[[ Task inputs open ]]

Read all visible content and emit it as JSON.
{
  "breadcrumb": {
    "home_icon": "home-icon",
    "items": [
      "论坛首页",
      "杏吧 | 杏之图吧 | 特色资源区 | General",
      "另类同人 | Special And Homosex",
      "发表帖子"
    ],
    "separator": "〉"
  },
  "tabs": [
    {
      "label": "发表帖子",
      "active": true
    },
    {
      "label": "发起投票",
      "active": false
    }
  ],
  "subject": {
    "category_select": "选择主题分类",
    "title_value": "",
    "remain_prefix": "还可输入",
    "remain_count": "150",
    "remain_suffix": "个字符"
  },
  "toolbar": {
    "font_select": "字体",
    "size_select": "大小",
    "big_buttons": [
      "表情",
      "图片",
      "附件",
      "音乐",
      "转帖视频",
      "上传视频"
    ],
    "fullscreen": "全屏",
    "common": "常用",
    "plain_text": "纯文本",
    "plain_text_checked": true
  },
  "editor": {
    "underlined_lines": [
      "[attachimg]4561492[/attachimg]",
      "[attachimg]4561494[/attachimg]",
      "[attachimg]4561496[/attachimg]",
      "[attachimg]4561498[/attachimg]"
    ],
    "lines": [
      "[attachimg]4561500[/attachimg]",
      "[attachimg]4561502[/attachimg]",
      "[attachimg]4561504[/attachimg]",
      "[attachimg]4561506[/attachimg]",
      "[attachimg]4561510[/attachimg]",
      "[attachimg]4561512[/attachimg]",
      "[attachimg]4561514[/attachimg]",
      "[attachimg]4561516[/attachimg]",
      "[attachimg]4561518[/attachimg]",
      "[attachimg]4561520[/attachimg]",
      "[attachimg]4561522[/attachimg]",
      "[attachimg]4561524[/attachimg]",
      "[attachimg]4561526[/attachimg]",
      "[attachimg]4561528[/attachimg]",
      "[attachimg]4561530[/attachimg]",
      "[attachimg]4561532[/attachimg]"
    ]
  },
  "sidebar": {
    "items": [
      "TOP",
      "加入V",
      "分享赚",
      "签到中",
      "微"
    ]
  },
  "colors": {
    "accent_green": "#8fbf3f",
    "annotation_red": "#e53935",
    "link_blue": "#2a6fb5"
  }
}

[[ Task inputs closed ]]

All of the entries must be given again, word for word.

Read all visible content and emit it as JSON.
{
  "breadcrumb": {
    "home_icon": "home-icon",
    "items": [
      "论坛首页",
      "杏吧 | 杏之图吧 | 特色资源区 | General",
      "另类同人 | Special And Homosex",
      "发表帖子"
    ],
    "separator": "〉"
  },
  "tabs": [
    {
      "label": "发表帖子",
      "active": true
    },
    {
      "label": "发起投票",
      "active": false
    }
  ],
  "subject": {
    "category_select": "选择主题分类",
    "title_value": "",
    "remain_prefix": "还可输入",
    "remain_count": "150",
    "remain_suffix": "个字符"
  },
  "toolbar": {
    "font_select": "字体",
    "size_select": "大小",
    "big_buttons": [
      "表情",
      "图片",
      "附件",
      "音乐",
      "转帖视频",
      "上传视频"
    ],
    "fullscreen": "全屏",
    "common": "常用",
    "plain_text": "纯文本",
    "plain_text_checked": true
  },
  "editor": {
    "underlined_lines": [
      "[attachimg]4561492[/attachimg]",
      "[attachimg]4561494[/attachimg]",
      "[attachimg]4561496[/attachimg]",
      "[attachimg]4561498[/attachimg]"
    ],
    "lines": [
      "[attachimg]4561500[/attachimg]",
      "[attachimg]4561502[/attachimg]",
      "[attachimg]4561504[/attachimg]",
      "[attachimg]4561506[/attachimg]",
      "[attachimg]4561510[/attachimg]",
      "[attachimg]4561512[/attachimg]",
      "[attachimg]4561514[/attachimg]",
      "[attachimg]4561516[/attachimg]",
      "[attachimg]4561518[/attachimg]",
      "[attachimg]4561520[/attachimg]",
      "[attachimg]4561522[/attachimg]",
      "[attachimg]4561524[/attachimg]",
      "[attachimg]4561526[/attachimg]",
      "[attachimg]4561528[/attachimg]",
      "[attachimg]4561530[/attachimg]",
      "[attachimg]4561532[/attachimg]"
    ]
  },
  "sidebar": {
    "items": [
      "TOP",
      "加入V",
      "分享赚",
      "签到中",
      "微"
    ]
  },
  "colors": {
    "accent_green": "#8fbf3f",
    "annotation_red": "#e53935",
    "link_blue": "#2a6fb5"
  }
}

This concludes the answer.